The rate of obesity is growing significantly. In fact, more than one third of Americans are considered to be obese. As a result, the risk of medical conditions associated with obesity is also increasing. These conditions include heart disease, sleep apnea, osteoarthritis, cancer and fatty liver disease. One of the most common weight related disorder is prediabetes. According to the Centers for Disease Control and Prevention (CDC), as many as 86 million people are living with prediabetes, with a majority of those people not even realizing that they have it.
Prediabetes is a serious health condition. It occurs when a person has blood sugar levels that are higher than normal, but aren’t high enough to be diagnosed as a diabetic. A person can have prediabetes for many years without having symptoms, but without losing weight or reducing blood sugar levels, many people will develop type 2 diabetes within several years.
The prediabetes facts are astounding: people who go on to develop type 2 diabetes are at significant risk for severe complications including kidney failure, blindness, nerve damage. There is even evidence that diabetes can lead to increased risk of depression, which can severely reduce a person’s quality of life.

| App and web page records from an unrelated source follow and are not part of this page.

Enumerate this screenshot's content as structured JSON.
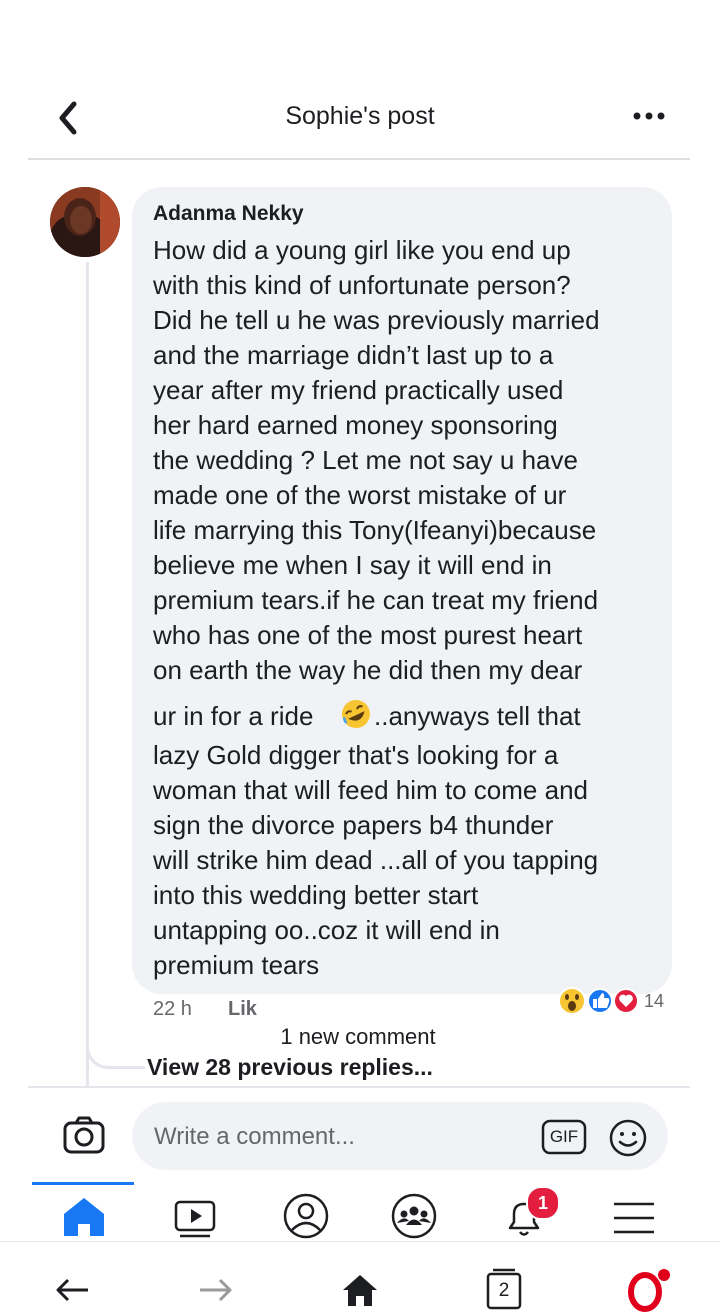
{
  "header": {
    "title": "Sophie's post",
    "back_icon": "chevron-left-icon",
    "more_icon": "more-horizontal-icon"
  },
  "comment": {
    "author": "Adanma Nekky",
    "lines": [
      "How did a young girl like you end up",
      "with this kind of unfortunate person?",
      "Did he tell u he was previously married",
      "and the marriage didn’t last up to a",
      "year after my friend practically used",
      "her hard earned money sponsoring",
      "the wedding ? Let me not say u have",
      "made one of the worst mistake of ur",
      "life marrying this Tony(Ifeanyi)because",
      "believe me when I say it will end in",
      "premium tears.if he can treat my friend",
      "who has one of the most purest heart",
      "on earth the way he did then my dear",
      "ur in for a ride",
      "..anyways tell that",
      "lazy Gold digger that's looking for a",
      "woman that will feed him to come and",
      "sign the divorce papers b4 thunder",
      "will strike him dead ...all of you tapping",
      "into this wedding better start",
      "untapping oo..coz it will end in",
      "premium tears"
    ],
    "inline_emoji": "rolling-on-floor-laughing-emoji",
    "time": "22 h",
    "like_label": "Lik",
    "reaction_count": "14",
    "reactions": [
      "wow-reaction-icon",
      "like-reaction-icon",
      "love-reaction-icon"
    ]
  },
  "new_comment_label": "1 new comment",
  "view_replies_label": "View 28 previous replies...",
  "composer": {
    "placeholder": "Write a comment...",
    "gif_label": "GIF"
  },
  "tabs": [
    {
      "name": "home",
      "icon": "home-icon",
      "active": true
    },
    {
      "name": "watch",
      "icon": "video-icon"
    },
    {
      "name": "profile",
      "icon": "profile-icon"
    },
    {
      "name": "groups",
      "icon": "groups-icon"
    },
    {
      "name": "notifications",
      "icon": "bell-icon",
      "badge": "1"
    },
    {
      "name": "menu",
      "icon": "menu-icon"
    }
  ],
  "browser": {
    "tab_count": "2"
  },
  "colors": {
    "accent": "#1877f2",
    "badge": "#e41e3f",
    "opera": "#e0001b"
  }
}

The main method of preventing diabetes is to lose a moderate amount of weight and begin exercising more. Losing just 5% to 7% of body weight with at least 150 minutes of exercise per week is all that is needed to help reduce blood sugar levels and minimize the risk of prediabetes and diabetes.
There are several risk factors associated with prediabetes, including:
You should speak with your doctor for more information about your personal risk factors for developing prediabetes or type 2 diabetes.
Making some diet changes is an important part of managing and preventing prediabetes. These may include:
It can be difficult to make these changes alone. Medifast Programs and Products have been recommended by over 20,000 doctors since 1980. Backed by clinical research, Medifast can help you make the crucial lifestyle changes you need to lose weight.
Mayo Clinic Staff. (November 2016). Prediabetes. Retrieved from http://www.mayoclinic.org/diseases-conditions/prediabetes/diagnosis-treatment/treatment/txc-20270050
The Surprising Truth About PreDiabetes. (January 21, 2016). Retrieved from https://www.cdc.gov/Features/DiabetesPrevention/index.html
Cherney, Kristeen and Nall, Rachel. (September 7, 2016). The Right Diet for Prediabetes. Retrieved from http://www.healthline.com/health/diabetes/prediabetes-diet#Overview1